Japanese beetle & rose chafer: Reports of these two insects have been scarce thus far. Rose chafer (Macrodactylus subspinosus) is a native scarab pest that attacks many of the same fruit crops as Japanese beetles, such as tree fruit and grapes. This species is associated with parts of the state with sandy soil and they’re active mostly in June into the first half of July. I recently received my first report of Japanese beetle for the season from southwestern Wisconsin, but activity has been quiet thus far. Expect adult activity to pick up around Wisconsin over the next two weeks.
Stink bugs: Over the last two weeks, I’ve received a number of reports of adult brown marmorated stink bugs and a green stink bug from southcentral and southeastern Wisconsin. BMSB nymphs are generally spotted from July onwards, so growers should be on the lookout if they have a history of BMSB in their area.
On the radar—Apple Maggot: Based on growing degree days models, we’re at the time of the year that apple maggot activity should be kicking off in southern Wisconsin in the near future. Growers should be on alert for this pest. The National Phenology Network (NPN) has some helpful maps to forecast activity of apple maggot and other pests: www.usanpn.org

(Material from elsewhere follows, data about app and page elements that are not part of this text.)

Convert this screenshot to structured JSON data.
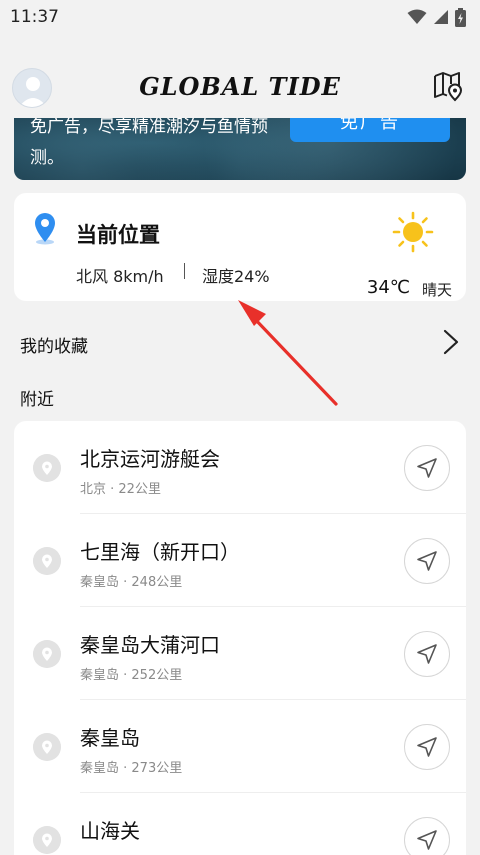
{
  "status_bar": {
    "time": "11:37"
  },
  "header": {
    "title": "GLOBAL TIDE"
  },
  "banner": {
    "text": "免广告，尽享精准潮汐与鱼情预测。",
    "button_label": "免广告"
  },
  "location": {
    "title": "当前位置",
    "wind": "北风 8km/h",
    "humidity": "湿度24%",
    "temperature": "34℃",
    "weather": "晴天"
  },
  "favorites": {
    "label": "我的收藏"
  },
  "nearby": {
    "label": "附近",
    "items": [
      {
        "name": "北京运河游艇会",
        "sub": "北京 · 22公里"
      },
      {
        "name": "七里海（新开口）",
        "sub": "秦皇岛 · 248公里"
      },
      {
        "name": "秦皇岛大蒲河口",
        "sub": "秦皇岛 · 252公里"
      },
      {
        "name": "秦皇岛",
        "sub": "秦皇岛 · 273公里"
      },
      {
        "name": "山海关",
        "sub": ""
      }
    ]
  },
  "colors": {
    "accent": "#1f8ff0",
    "annotation_arrow": "#e8302a",
    "sun": "#f7c21b"
  }
}
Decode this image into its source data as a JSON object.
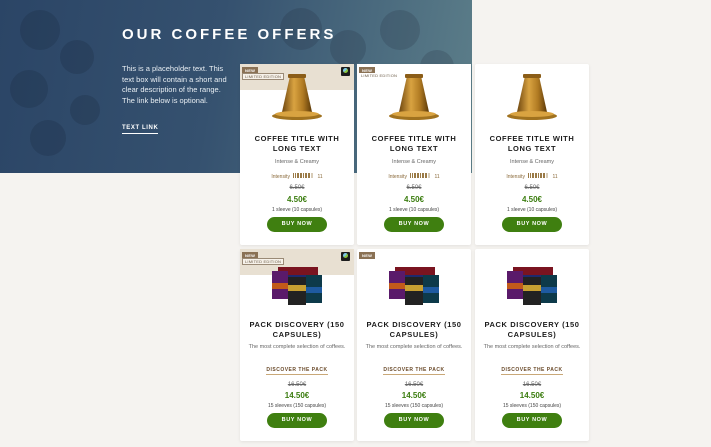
{
  "hero": {
    "title": "OUR COFFEE OFFERS",
    "description": "This is a placeholder text. This text box will contain a short and clear description of the range. The link below is optional.",
    "link_label": "TEXT LINK"
  },
  "coffee_cards": [
    {
      "badge_new": "NEW",
      "badge_limited": "LIMITED EDITION",
      "fairtrade": true,
      "title": "COFFEE TITLE WITH LONG TEXT",
      "subtitle": "Intense & Creamy",
      "intensity_label": "Intensity",
      "intensity_value": "11",
      "intensity_level": 11,
      "intensity_max": 13,
      "old_price": "6.50€",
      "price": "4.50€",
      "quantity": "1 sleeve (10 capsules)",
      "button_label": "BUY NOW"
    },
    {
      "badge_new": "NEW",
      "badge_limited": "LIMITED EDITION",
      "fairtrade": false,
      "title": "COFFEE TITLE WITH LONG TEXT",
      "subtitle": "Intense & Creamy",
      "intensity_label": "Intensity",
      "intensity_value": "11",
      "intensity_level": 11,
      "intensity_max": 13,
      "old_price": "6.50€",
      "price": "4.50€",
      "quantity": "1 sleeve (10 capsules)",
      "button_label": "BUY NOW"
    },
    {
      "badge_new": "",
      "badge_limited": "",
      "fairtrade": false,
      "title": "COFFEE TITLE WITH LONG TEXT",
      "subtitle": "Intense & Creamy",
      "intensity_label": "Intensity",
      "intensity_value": "11",
      "intensity_level": 11,
      "intensity_max": 13,
      "old_price": "6.50€",
      "price": "4.50€",
      "quantity": "1 sleeve (10 capsules)",
      "button_label": "BUY NOW"
    }
  ],
  "pack_cards": [
    {
      "badge_new": "NEW",
      "badge_limited": "LIMITED EDITION",
      "fairtrade": true,
      "title": "PACK DISCOVERY (150 CAPSULES)",
      "description": "The most complete selection of coffees.",
      "discover_label": "DISCOVER THE PACK",
      "old_price": "16.50€",
      "price": "14.50€",
      "quantity": "15 sleeves (150 capsules)",
      "button_label": "BUY NOW"
    },
    {
      "badge_new": "NEW",
      "badge_limited": "",
      "fairtrade": false,
      "title": "PACK DISCOVERY (150 CAPSULES)",
      "description": "The most complete selection of coffees.",
      "discover_label": "DISCOVER THE PACK",
      "old_price": "16.50€",
      "price": "14.50€",
      "quantity": "15 sleeves (150 capsules)",
      "button_label": "BUY NOW"
    },
    {
      "badge_new": "",
      "badge_limited": "",
      "fairtrade": false,
      "title": "PACK DISCOVERY (150 CAPSULES)",
      "description": "The most complete selection of coffees.",
      "discover_label": "DISCOVER THE PACK",
      "old_price": "16.50€",
      "price": "14.50€",
      "quantity": "15 sleeves (150 capsules)",
      "button_label": "BUY NOW"
    }
  ],
  "colors": {
    "price_green": "#3b7d0f",
    "button_green": "#3f7f10",
    "hero_blue": "#2b4566",
    "capsule_gold": "#b9832a"
  }
}
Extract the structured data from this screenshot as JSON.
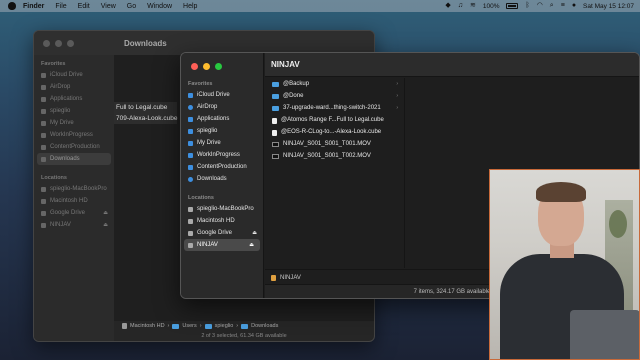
{
  "menubar": {
    "app": "Finder",
    "items": [
      "File",
      "Edit",
      "View",
      "Go",
      "Window",
      "Help"
    ],
    "battery": "100%",
    "clock": "Sat May 15  12:07"
  },
  "back_window": {
    "title": "Downloads",
    "favorites_heading": "Favorites",
    "favorites": [
      "iCloud Drive",
      "AirDrop",
      "Applications",
      "spieglio",
      "My Drive",
      "WorkInProgress",
      "ContentProduction",
      "Downloads"
    ],
    "locations_heading": "Locations",
    "locations": [
      "spieglio-MacBookPro",
      "Macintosh HD",
      "Google Drive",
      "NINJAV"
    ],
    "files": [
      "Full to Legal.cube",
      "709-Alexa-Look.cube"
    ],
    "path": [
      "Macintosh HD",
      "Users",
      "spieglio",
      "Downloads"
    ],
    "status": "2 of 3 selected, 61.34 GB available"
  },
  "front_window": {
    "title": "NINJAV",
    "favorites_heading": "Favorites",
    "favorites": [
      "iCloud Drive",
      "AirDrop",
      "Applications",
      "spieglio",
      "My Drive",
      "WorkInProgress",
      "ContentProduction",
      "Downloads"
    ],
    "locations_heading": "Locations",
    "locations": [
      "spieglio-MacBookPro",
      "Macintosh HD",
      "Google Drive",
      "NINJAV"
    ],
    "files": [
      {
        "name": "@Backup",
        "kind": "folder"
      },
      {
        "name": "@Done",
        "kind": "folder"
      },
      {
        "name": "37-upgrade-ward...thing-switch-2021",
        "kind": "folder"
      },
      {
        "name": "@Atomos Range F...Full to Legal.cube",
        "kind": "doc"
      },
      {
        "name": "@EOS-R-CLog-to...-Alexa-Look.cube",
        "kind": "doc"
      },
      {
        "name": "NINJAV_S001_S001_T001.MOV",
        "kind": "movie"
      },
      {
        "name": "NINJAV_S001_S001_T002.MOV",
        "kind": "movie"
      }
    ],
    "path": "NINJAV",
    "status": "7 items, 324.17 GB available"
  }
}
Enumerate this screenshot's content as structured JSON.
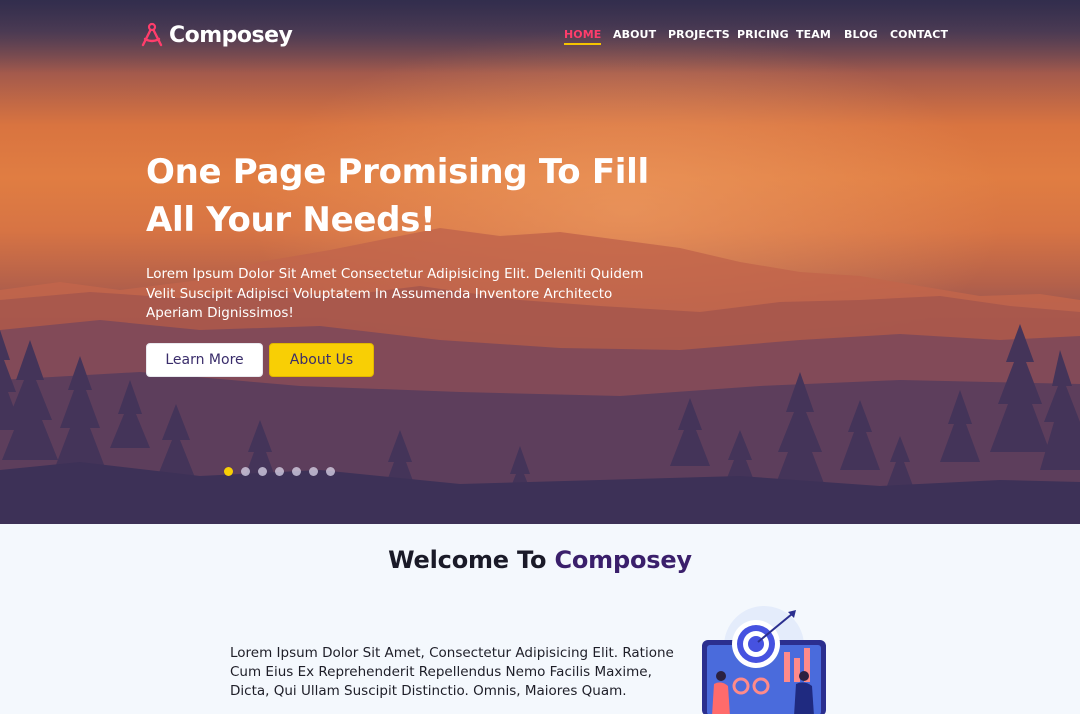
{
  "brand": {
    "name": "Composey"
  },
  "nav": {
    "items": [
      {
        "label": "HOME",
        "active": true
      },
      {
        "label": "ABOUT",
        "active": false
      },
      {
        "label": "PROJECTS",
        "active": false
      },
      {
        "label": "PRICING",
        "active": false
      },
      {
        "label": "TEAM",
        "active": false
      },
      {
        "label": "BLOG",
        "active": false
      },
      {
        "label": "CONTACT",
        "active": false
      }
    ]
  },
  "hero": {
    "title": "One Page Promising To Fill All Your Needs!",
    "text": "Lorem Ipsum Dolor Sit Amet Consectetur Adipisicing Elit. Deleniti Quidem Velit Suscipit Adipisci Voluptatem In Assumenda Inventore Architecto Aperiam Dignissimos!",
    "learn_more": "Learn More",
    "about_us": "About Us",
    "slide_count": 7,
    "active_slide": 1
  },
  "welcome": {
    "title_prefix": "Welcome To",
    "title_brand": "Composey",
    "text": "Lorem Ipsum Dolor Sit Amet, Consectetur Adipisicing Elit. Ratione Cum Eius Ex Reprehenderit Repellendus Nemo Facilis Maxime, Dicta, Qui Ullam Suscipit Distinctio. Omnis, Maiores Quam."
  },
  "colors": {
    "accent_pink": "#ff3d6b",
    "accent_yellow": "#f8cf05",
    "brand_purple": "#3a1f6b"
  }
}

Reminder about diagnostic support from the IDL: Growers and consultants in need of insect diagnostic services are always welcome to submit a sample to the UW Insect Diagnostic Lab. Lab services are provided free of charge. You can find additional information about the IDL here: insectlab.russell.wisc.eduThis article was posted in Insects and tagged Apple maggot, clearwing borers, Insect Diagnostic Lab, insects, lecanium scales, moths, PJ Liesch, spongy moth, stink bugs.